Washington: Scientists have, for the very first time, explained the mechanism of how polluted air from diesel engines affects our nerves within the lung, causing respiratory distress.
Diesel exhaust is a significant component of urban air pollution, containing a complicated mixture of gases and airborne particles, and Mr. Ryan Robinson, a PhD student at Imperial College London , UK, said that studies have prove that exposure to the diesel particles, which are down to 20 nanometres in diameter, was associated with harmful health effects.
The lungs contain numerous sensory nerves that can detect potentially harmful stimuli and thus allow the body to respond, for example by triggering a cough. "However, we know that these nerves can also be involved in exacerbating respiratory conditions, for example by causing the bronchi to constrict in diseases such as asthma," said Robinson.

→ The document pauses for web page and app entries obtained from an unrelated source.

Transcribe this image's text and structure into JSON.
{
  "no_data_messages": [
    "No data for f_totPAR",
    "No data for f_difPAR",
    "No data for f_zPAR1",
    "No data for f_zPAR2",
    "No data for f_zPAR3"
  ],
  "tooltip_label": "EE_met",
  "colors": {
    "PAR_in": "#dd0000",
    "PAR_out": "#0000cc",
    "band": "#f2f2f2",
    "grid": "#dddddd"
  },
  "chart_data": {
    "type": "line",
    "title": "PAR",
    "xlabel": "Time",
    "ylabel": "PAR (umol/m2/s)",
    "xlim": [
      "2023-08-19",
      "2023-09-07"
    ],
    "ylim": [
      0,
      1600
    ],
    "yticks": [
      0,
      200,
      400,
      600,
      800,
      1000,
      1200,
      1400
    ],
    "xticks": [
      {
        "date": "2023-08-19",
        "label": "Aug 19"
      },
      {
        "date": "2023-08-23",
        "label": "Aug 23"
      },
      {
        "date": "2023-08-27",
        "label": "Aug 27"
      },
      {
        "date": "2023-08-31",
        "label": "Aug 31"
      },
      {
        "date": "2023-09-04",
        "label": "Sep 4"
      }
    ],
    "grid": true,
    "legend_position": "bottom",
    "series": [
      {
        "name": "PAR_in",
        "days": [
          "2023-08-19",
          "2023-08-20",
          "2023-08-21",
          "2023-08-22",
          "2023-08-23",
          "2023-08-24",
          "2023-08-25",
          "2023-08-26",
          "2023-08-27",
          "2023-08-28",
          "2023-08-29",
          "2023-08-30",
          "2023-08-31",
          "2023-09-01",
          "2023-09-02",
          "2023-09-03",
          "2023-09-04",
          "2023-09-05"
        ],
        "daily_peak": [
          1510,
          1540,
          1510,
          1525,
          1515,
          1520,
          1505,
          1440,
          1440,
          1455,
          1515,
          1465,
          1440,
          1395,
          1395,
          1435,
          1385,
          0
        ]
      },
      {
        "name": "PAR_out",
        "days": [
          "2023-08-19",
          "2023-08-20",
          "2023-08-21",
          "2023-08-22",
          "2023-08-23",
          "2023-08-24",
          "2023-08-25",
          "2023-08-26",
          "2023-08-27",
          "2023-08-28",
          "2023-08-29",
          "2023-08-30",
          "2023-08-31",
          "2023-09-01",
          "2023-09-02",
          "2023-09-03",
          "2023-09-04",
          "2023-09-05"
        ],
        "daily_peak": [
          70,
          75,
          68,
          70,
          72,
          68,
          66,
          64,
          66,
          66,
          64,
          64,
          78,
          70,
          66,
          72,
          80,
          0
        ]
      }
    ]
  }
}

To understand how the diesel extract activated the airway nerves, the researchers used pharmacological and genetic knock out tools, and found that the responses to the diesel extract were driven by activation of the TRP ankryin-1 (TRPA1) channel. They also discovered that the application of an antioxidant abolished the responses to the extract.

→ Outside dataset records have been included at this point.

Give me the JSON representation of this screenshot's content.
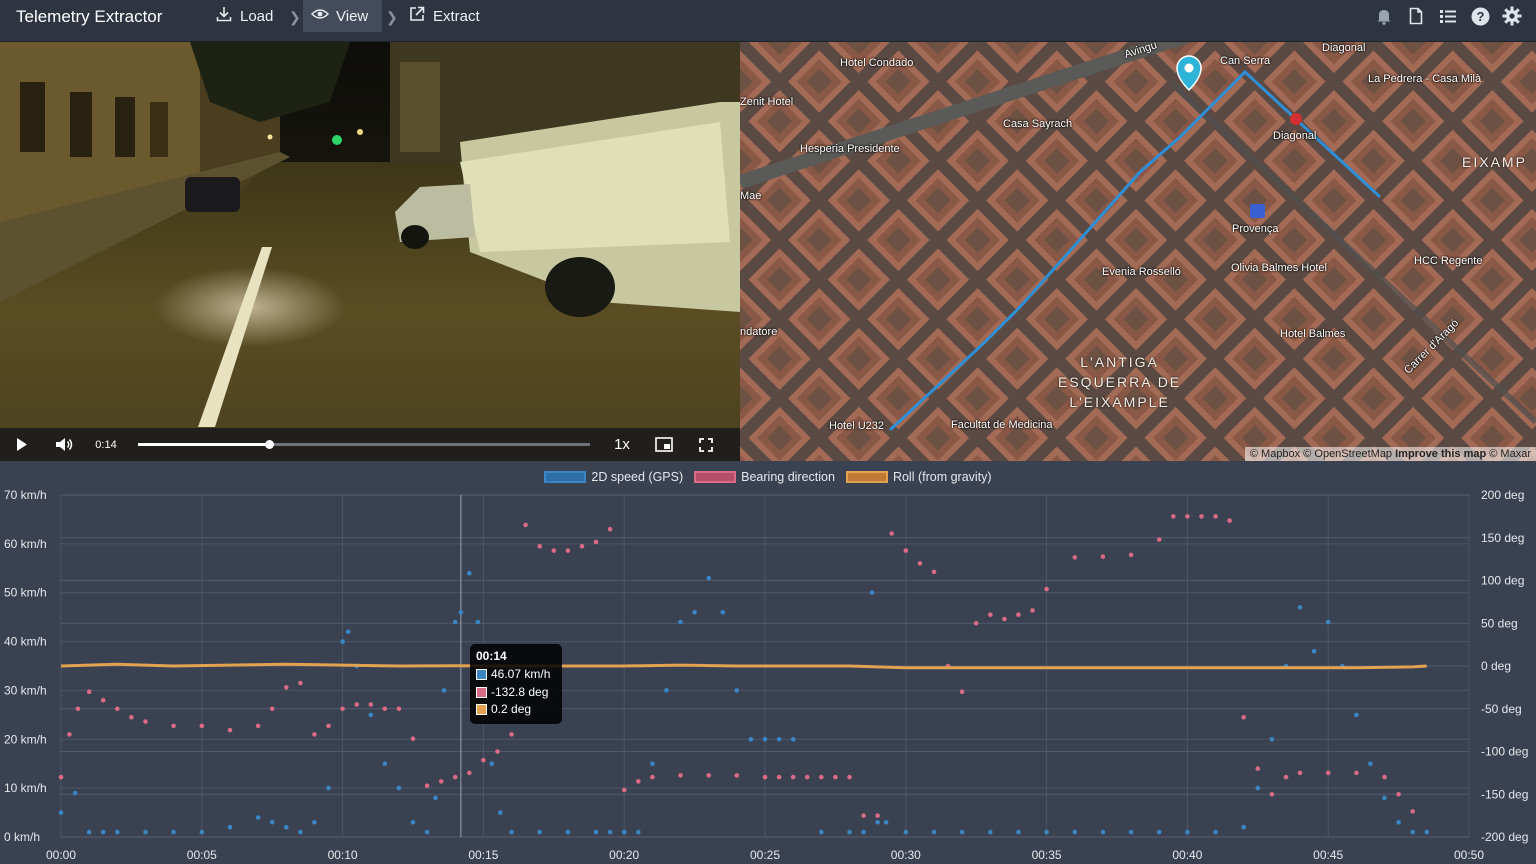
{
  "app": {
    "title": "Telemetry Extractor"
  },
  "toolbar": {
    "load_label": "Load",
    "view_label": "View",
    "extract_label": "Extract",
    "right_icons": [
      "bell-icon",
      "file-icon",
      "list-icon",
      "help-icon",
      "settings-icon"
    ]
  },
  "video": {
    "current_time": "0:14",
    "progress_fraction": 0.29,
    "playback_rate": "1x",
    "icons": [
      "play-icon",
      "volume-icon",
      "picture-in-picture-icon",
      "fullscreen-icon"
    ]
  },
  "map": {
    "labels": [
      {
        "id": "hotel-condado",
        "text": "Hotel Condado"
      },
      {
        "id": "zenit-hotel",
        "text": "Zenit Hotel"
      },
      {
        "id": "casa-sayrach",
        "text": "Casa Sayrach"
      },
      {
        "id": "hesperia",
        "text": "Hesperia Presidente"
      },
      {
        "id": "can-serra",
        "text": "Can Serra"
      },
      {
        "id": "diagonal-top",
        "text": "Diagonal"
      },
      {
        "id": "la-pedrera",
        "text": "La Pedrera - Casa Milà"
      },
      {
        "id": "diagonal-metro",
        "text": "Diagonal"
      },
      {
        "id": "mae",
        "text": "Mae"
      },
      {
        "id": "provenca",
        "text": "Provença"
      },
      {
        "id": "evenia",
        "text": "Evenia Rosselló"
      },
      {
        "id": "olivia",
        "text": "Olivia Balmes Hotel"
      },
      {
        "id": "hcc",
        "text": "HCC Regente"
      },
      {
        "id": "hotel-balmes",
        "text": "Hotel Balmes"
      },
      {
        "id": "ndatore",
        "text": "ndatore"
      },
      {
        "id": "hotel-u232",
        "text": "Hotel U232"
      },
      {
        "id": "facultat",
        "text": "Facultat de Medicina"
      },
      {
        "id": "carrer-arago",
        "text": "Carrer d'Aragó"
      },
      {
        "id": "avinguda",
        "text": "Avingu"
      }
    ],
    "district_eixample": "EIXAMP",
    "district_antiga": "L'ANTIGA\nESQUERRA DE\nL'EIXAMPLE",
    "attribution": {
      "mapbox": "© Mapbox",
      "osm": "© OpenStreetMap",
      "improve": "Improve this map",
      "maxar": "© Maxar"
    }
  },
  "colors": {
    "speed": "#3a86c4",
    "bearing": "#d96b86",
    "roll": "#e3a24f",
    "speed_legend_fill": "#2e6fa8",
    "bearing_legend_fill": "#b54f69",
    "roll_legend_fill": "#c07a35"
  },
  "tooltip": {
    "time": "00:14",
    "rows": [
      {
        "series": "speed",
        "text": "46.07 km/h"
      },
      {
        "series": "bearing",
        "text": "-132.8 deg"
      },
      {
        "series": "roll",
        "text": "0.2 deg"
      }
    ]
  },
  "chart_data": {
    "type": "scatter",
    "legend": [
      "2D speed (GPS)",
      "Bearing direction",
      "Roll (from gravity)"
    ],
    "legend_position": "top-center",
    "x_tick_labels": [
      "00:00",
      "00:05",
      "00:10",
      "00:15",
      "00:20",
      "00:25",
      "00:30",
      "00:35",
      "00:40",
      "00:45",
      "00:50"
    ],
    "y_left_tick_labels": [
      "70 km/h",
      "60 km/h",
      "50 km/h",
      "40 km/h",
      "30 km/h",
      "20 km/h",
      "10 km/h",
      "0 km/h"
    ],
    "y_right_tick_labels": [
      "200 deg",
      "150 deg",
      "100 deg",
      "50 deg",
      "0 deg",
      "-50 deg",
      "-100 deg",
      "-150 deg",
      "-200 deg"
    ],
    "xlim": [
      0,
      50
    ],
    "ylim_left": [
      0,
      70
    ],
    "ylim_right": [
      -200,
      200
    ],
    "grid": true,
    "cursor_x": 14.2,
    "series": [
      {
        "name": "2D speed (GPS)",
        "axis": "left",
        "x": [
          0,
          0.5,
          1,
          1.5,
          2,
          3,
          4,
          5,
          6,
          7,
          7.5,
          8,
          8.5,
          9,
          9.5,
          10,
          10.2,
          10.5,
          11,
          11.5,
          12,
          12.5,
          13,
          13.3,
          13.6,
          14,
          14.2,
          14.5,
          14.8,
          15,
          15.3,
          15.6,
          16,
          17,
          18,
          19,
          19.5,
          20,
          20.5,
          21,
          21.5,
          22,
          22.5,
          23,
          23.5,
          24,
          24.5,
          25,
          25.5,
          26,
          27,
          28,
          28.5,
          28.8,
          29,
          29.3,
          30,
          31,
          32,
          33,
          34,
          35,
          36,
          37,
          38,
          39,
          40,
          41,
          42,
          42.5,
          43,
          43.5,
          44,
          44.5,
          45,
          45.5,
          46,
          46.5,
          47,
          47.5,
          48,
          48.5
        ],
        "y": [
          5,
          9,
          1,
          1,
          1,
          1,
          1,
          1,
          2,
          4,
          3,
          2,
          1,
          3,
          10,
          40,
          42,
          35,
          25,
          15,
          10,
          3,
          1,
          8,
          30,
          44,
          46,
          54,
          44,
          30,
          15,
          5,
          1,
          1,
          1,
          1,
          1,
          1,
          1,
          15,
          30,
          44,
          46,
          53,
          46,
          30,
          20,
          20,
          20,
          20,
          1,
          1,
          1,
          50,
          3,
          3,
          1,
          1,
          1,
          1,
          1,
          1,
          1,
          1,
          1,
          1,
          1,
          1,
          2,
          10,
          20,
          35,
          47,
          38,
          44,
          35,
          25,
          15,
          8,
          3,
          1,
          1
        ]
      },
      {
        "name": "Bearing direction",
        "axis": "right",
        "x": [
          0,
          0.3,
          0.6,
          1,
          1.5,
          2,
          2.5,
          3,
          4,
          5,
          6,
          7,
          7.5,
          8,
          8.5,
          9,
          9.5,
          10,
          10.5,
          11,
          11.5,
          12,
          12.5,
          13,
          13.5,
          14,
          14.5,
          15,
          15.5,
          16,
          16.5,
          17,
          17.5,
          18,
          18.5,
          19,
          19.5,
          20,
          20.5,
          21,
          22,
          23,
          24,
          25,
          25.5,
          26,
          26.5,
          27,
          27.5,
          28,
          28.5,
          29,
          29.5,
          30,
          30.5,
          31,
          31.5,
          32,
          32.5,
          33,
          33.5,
          34,
          34.5,
          35,
          36,
          37,
          38,
          39,
          39.5,
          40,
          40.5,
          41,
          41.5,
          42,
          42.5,
          43,
          43.5,
          44,
          45,
          46,
          47,
          47.5,
          48
        ],
        "y": [
          -130,
          -80,
          -50,
          -30,
          -40,
          -50,
          -60,
          -65,
          -70,
          -70,
          -75,
          -70,
          -50,
          -25,
          -20,
          -80,
          -70,
          -50,
          -45,
          -45,
          -50,
          -50,
          -85,
          -140,
          -135,
          -130,
          -125,
          -110,
          -100,
          -80,
          165,
          140,
          135,
          135,
          140,
          145,
          160,
          -145,
          -135,
          -130,
          -128,
          -128,
          -128,
          -130,
          -130,
          -130,
          -130,
          -130,
          -130,
          -130,
          -175,
          -175,
          155,
          135,
          120,
          110,
          0,
          -30,
          50,
          60,
          55,
          60,
          65,
          90,
          127,
          128,
          130,
          148,
          175,
          175,
          175,
          175,
          170,
          -60,
          -120,
          -150,
          -130,
          -125,
          -125,
          -125,
          -130,
          -150,
          -170
        ]
      },
      {
        "name": "Roll (from gravity)",
        "axis": "right",
        "x": [
          0,
          2,
          4,
          6,
          8,
          10,
          12,
          14,
          16,
          18,
          20,
          22,
          24,
          26,
          28,
          30,
          32,
          34,
          36,
          38,
          40,
          42,
          44,
          46,
          48,
          48.5
        ],
        "y": [
          0,
          2,
          0,
          1,
          2,
          1,
          0,
          0.2,
          0,
          0,
          0,
          1,
          0,
          0,
          0,
          -2,
          -2,
          -2,
          -2,
          -2,
          -2,
          -2,
          -2,
          -2,
          -1,
          0
        ]
      }
    ]
  }
}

This research is, however, only a first step towards understanding how air pollution may be affecting airway sensory nerves and respiratory reflexes. Whether other types of fuel activate airway nerves remains to be seen, and it is even possible that they may have a far more potent effect in this area than diesel. It will also be crucial to determine whether increased activation of sensory nerves explains why some are more susceptible to the effects of air pollution than others, the researchers said.
The study will be presented at the 13th European Respiratory Society Lung Science Conference.